Buying Business Travel states that BTD has launched a tool capable of predicting savings based on policy changes.

According to Skift, Trump slump fears are realized as revised findings show a drop in international inbound tourism in 2017.

The New York Times reports that more business travelers are going “rogue” and booking on their own.

Buying Business Travel notes that Brexit immigration rules could be catastrophic for the hospitality industry.

According to Skift, Gen Xers lead hotel-mobile bookings among U.S. travelers.

USA TODAY reports that Delta is rolling out a new frequent-flier card with no annual fee.


Week in Review

Buying Business Travel reports that the UK laptop ban has been lifted on Tunisia flights.

According to USA TODAY, Qantas is planning for a 20-hour non-stop flight from Australia to London.

Buying Business Travel reports that Vietnam Airlines and Garuda have agreed to an extended partnership including more codeshares.

Business Traveller notes that the disparity between business and economy classes is growing.

According to Buying Business Travel, corporate travel rewards specialist Rocketrip has signed deals with a range of new corporate clients.

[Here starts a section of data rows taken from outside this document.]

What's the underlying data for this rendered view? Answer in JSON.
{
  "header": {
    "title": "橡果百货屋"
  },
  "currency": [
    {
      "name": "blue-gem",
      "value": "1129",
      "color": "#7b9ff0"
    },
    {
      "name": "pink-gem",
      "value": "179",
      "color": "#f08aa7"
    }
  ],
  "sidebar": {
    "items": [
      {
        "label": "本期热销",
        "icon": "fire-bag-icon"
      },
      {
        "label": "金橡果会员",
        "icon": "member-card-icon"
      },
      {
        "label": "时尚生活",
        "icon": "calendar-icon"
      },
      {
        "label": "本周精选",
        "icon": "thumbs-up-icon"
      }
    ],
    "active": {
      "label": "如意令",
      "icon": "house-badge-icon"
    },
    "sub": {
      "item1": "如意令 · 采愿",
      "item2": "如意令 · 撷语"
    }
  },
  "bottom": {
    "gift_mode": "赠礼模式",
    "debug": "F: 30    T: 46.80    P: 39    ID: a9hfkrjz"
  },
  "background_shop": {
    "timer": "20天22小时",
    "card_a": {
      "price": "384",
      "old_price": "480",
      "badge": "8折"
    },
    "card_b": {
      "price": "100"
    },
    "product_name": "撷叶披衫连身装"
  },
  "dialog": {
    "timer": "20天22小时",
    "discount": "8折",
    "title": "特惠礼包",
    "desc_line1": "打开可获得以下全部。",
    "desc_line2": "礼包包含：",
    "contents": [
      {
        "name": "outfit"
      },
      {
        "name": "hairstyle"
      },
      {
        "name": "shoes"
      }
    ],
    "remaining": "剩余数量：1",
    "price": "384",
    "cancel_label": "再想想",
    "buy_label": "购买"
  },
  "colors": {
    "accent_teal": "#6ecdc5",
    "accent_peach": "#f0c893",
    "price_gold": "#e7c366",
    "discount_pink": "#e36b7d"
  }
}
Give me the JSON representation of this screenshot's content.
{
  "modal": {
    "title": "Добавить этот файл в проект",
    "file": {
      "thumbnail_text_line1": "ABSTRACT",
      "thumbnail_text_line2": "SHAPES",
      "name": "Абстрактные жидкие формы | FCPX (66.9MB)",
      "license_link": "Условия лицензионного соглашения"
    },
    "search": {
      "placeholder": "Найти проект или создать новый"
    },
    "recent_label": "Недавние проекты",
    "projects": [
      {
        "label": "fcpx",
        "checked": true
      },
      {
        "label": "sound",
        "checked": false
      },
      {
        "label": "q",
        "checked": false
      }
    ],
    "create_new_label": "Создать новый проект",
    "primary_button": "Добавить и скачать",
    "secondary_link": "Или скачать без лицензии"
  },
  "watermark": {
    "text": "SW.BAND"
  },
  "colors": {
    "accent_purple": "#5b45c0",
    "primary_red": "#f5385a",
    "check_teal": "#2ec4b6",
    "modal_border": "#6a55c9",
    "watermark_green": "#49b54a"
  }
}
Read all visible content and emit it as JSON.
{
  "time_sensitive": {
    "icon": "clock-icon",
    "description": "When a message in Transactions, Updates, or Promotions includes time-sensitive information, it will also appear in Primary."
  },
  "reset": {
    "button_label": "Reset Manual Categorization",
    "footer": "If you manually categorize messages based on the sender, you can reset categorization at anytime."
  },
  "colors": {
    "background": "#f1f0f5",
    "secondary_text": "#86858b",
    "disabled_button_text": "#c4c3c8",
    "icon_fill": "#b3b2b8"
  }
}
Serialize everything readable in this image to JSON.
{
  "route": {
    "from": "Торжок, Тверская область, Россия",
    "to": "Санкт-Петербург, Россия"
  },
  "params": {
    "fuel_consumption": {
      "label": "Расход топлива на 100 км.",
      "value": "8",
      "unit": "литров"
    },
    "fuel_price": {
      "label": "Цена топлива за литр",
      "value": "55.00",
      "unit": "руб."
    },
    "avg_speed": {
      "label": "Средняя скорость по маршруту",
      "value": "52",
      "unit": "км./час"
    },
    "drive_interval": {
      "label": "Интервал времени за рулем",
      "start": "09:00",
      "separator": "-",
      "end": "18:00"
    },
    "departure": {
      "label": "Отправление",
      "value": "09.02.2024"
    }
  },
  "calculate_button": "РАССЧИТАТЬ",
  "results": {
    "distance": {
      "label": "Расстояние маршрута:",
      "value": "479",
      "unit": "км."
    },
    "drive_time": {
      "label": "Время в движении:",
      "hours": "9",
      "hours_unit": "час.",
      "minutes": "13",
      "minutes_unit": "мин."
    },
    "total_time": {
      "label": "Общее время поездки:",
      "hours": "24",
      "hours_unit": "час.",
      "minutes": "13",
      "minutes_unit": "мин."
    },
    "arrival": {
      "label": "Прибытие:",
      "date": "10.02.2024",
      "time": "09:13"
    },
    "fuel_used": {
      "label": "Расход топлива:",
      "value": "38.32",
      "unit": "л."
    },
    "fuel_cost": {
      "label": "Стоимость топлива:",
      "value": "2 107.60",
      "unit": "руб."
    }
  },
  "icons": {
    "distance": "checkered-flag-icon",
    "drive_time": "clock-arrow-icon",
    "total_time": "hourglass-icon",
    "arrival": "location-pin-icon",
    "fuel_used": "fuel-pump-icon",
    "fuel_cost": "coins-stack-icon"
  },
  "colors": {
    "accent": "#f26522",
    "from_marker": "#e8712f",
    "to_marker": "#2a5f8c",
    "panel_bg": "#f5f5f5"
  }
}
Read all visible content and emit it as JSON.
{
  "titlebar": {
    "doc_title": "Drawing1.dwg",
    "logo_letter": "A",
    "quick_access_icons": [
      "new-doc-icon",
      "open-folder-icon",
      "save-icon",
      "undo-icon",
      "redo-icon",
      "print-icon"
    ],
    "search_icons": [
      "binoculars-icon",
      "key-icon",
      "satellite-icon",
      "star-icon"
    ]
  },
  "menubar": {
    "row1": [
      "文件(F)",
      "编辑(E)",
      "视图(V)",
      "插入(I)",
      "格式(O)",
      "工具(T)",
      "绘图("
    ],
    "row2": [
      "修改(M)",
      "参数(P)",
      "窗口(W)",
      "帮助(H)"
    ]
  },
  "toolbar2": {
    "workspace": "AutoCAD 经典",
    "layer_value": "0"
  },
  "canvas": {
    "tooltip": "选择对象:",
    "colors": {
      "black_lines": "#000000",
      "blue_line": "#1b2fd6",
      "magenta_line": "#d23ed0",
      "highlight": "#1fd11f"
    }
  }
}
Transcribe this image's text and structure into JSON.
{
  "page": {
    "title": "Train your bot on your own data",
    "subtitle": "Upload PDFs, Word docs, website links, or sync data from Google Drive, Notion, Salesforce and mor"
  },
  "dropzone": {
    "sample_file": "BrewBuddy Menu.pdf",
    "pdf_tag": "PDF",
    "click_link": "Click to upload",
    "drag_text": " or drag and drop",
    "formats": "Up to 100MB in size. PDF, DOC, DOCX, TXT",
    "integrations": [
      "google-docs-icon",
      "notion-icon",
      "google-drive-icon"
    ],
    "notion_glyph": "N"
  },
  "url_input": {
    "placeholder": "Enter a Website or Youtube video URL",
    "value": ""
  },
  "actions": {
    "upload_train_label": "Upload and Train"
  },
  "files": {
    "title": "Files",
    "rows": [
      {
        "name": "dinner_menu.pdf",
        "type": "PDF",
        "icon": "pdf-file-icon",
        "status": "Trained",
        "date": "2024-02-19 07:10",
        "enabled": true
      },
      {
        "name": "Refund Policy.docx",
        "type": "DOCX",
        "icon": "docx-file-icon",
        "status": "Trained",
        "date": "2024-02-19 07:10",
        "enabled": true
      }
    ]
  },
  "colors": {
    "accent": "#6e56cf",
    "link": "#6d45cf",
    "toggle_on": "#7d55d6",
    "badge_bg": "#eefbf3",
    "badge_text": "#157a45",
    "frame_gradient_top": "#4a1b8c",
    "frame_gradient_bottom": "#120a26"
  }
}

Tnooz shares findings from a new study by Carlson Wagonlit Travel which reveals that 88% of business travelers find business travel easier to navigate thanks to technology.

Buying Business Travel notes that Labour leaders could vote against the addition of a third runway at Heathrow due to environmental concerns about pollution.

According to Skift, KLM has become the first non-Chinese airline to accept WeChat Pay.

Tnooz reports that Delta has added video chat to its customer service line-up.

Business Traveller claims that Portuguese immigration officers planned a walk-out on Thursday and Friday.

According to Buying Business Travel, Loganair signed a new distribution deal with Sabre.

NPR reports that China is relaunching their high-speed rail service, which happens to be the world’s fastest inter-city lines.

Buying Business Travel notes that Edinburgh Airport has begun working on a new £80 million extension to its terminal.

According to Skift, UK business travel is in a post-Brexit slump.

Business Traveller reports that Qatar Airways has launched a pre-order dining service enabling business and first class passengers to pre-order their main course up to 14 days before departure.

BBC has revealed the worst flight routes and longest average delays experienced by UK passengers.

According to Hotelmarketing’com, hotels are making strides in measuring ancillary revenues.